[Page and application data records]
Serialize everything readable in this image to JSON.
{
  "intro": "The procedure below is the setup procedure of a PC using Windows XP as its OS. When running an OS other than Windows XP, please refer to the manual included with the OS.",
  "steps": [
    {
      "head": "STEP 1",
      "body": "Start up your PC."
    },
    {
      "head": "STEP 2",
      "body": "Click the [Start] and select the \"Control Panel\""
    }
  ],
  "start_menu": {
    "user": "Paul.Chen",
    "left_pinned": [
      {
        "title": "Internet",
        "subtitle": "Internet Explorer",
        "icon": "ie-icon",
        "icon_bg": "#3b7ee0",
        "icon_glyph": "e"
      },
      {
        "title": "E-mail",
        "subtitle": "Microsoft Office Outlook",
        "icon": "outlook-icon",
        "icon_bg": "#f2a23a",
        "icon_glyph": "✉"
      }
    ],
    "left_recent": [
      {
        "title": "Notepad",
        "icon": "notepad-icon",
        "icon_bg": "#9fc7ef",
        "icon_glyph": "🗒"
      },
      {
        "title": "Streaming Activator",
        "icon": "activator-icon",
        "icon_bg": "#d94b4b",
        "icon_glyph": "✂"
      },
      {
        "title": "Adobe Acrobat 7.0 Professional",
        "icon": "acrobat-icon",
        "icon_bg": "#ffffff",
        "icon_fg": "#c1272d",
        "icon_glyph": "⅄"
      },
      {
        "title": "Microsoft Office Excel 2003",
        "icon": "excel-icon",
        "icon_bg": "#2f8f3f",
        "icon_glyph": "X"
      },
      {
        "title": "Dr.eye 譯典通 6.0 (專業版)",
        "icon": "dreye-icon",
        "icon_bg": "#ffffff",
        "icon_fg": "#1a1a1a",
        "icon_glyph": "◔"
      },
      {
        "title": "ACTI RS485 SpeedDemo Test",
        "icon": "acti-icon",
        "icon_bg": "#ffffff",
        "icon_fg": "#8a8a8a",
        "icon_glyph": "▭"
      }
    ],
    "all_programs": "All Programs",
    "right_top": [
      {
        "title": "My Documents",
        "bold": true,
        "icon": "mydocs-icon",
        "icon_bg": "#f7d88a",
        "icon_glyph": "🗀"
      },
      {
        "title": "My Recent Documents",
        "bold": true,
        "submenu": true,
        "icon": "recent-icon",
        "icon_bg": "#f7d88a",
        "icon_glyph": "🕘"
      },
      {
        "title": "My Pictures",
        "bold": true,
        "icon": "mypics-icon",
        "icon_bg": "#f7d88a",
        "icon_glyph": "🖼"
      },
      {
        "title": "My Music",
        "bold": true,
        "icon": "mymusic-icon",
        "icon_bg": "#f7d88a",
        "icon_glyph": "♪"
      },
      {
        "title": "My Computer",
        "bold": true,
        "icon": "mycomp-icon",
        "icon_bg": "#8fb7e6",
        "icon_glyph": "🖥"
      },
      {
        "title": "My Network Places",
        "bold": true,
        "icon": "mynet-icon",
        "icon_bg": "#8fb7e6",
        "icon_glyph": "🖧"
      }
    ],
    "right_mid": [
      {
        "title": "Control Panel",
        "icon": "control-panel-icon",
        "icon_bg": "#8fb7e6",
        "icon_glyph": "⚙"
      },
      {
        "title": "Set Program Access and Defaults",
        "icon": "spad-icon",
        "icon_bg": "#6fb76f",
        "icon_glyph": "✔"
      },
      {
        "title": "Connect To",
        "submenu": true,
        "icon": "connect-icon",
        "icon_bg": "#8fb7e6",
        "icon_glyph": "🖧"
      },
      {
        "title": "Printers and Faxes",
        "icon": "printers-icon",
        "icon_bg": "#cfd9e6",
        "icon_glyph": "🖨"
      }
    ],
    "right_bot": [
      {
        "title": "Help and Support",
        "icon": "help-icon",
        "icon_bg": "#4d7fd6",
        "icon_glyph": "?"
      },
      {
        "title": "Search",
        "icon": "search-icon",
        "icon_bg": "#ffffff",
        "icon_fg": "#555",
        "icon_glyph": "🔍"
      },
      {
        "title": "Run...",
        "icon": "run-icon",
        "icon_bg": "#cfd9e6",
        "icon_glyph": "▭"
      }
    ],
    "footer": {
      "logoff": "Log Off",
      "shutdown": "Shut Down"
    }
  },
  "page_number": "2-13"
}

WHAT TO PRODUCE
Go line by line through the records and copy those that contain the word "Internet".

COMPLETED EXERCISE
        "title": "Internet",
        "subtitle": "Internet Explorer",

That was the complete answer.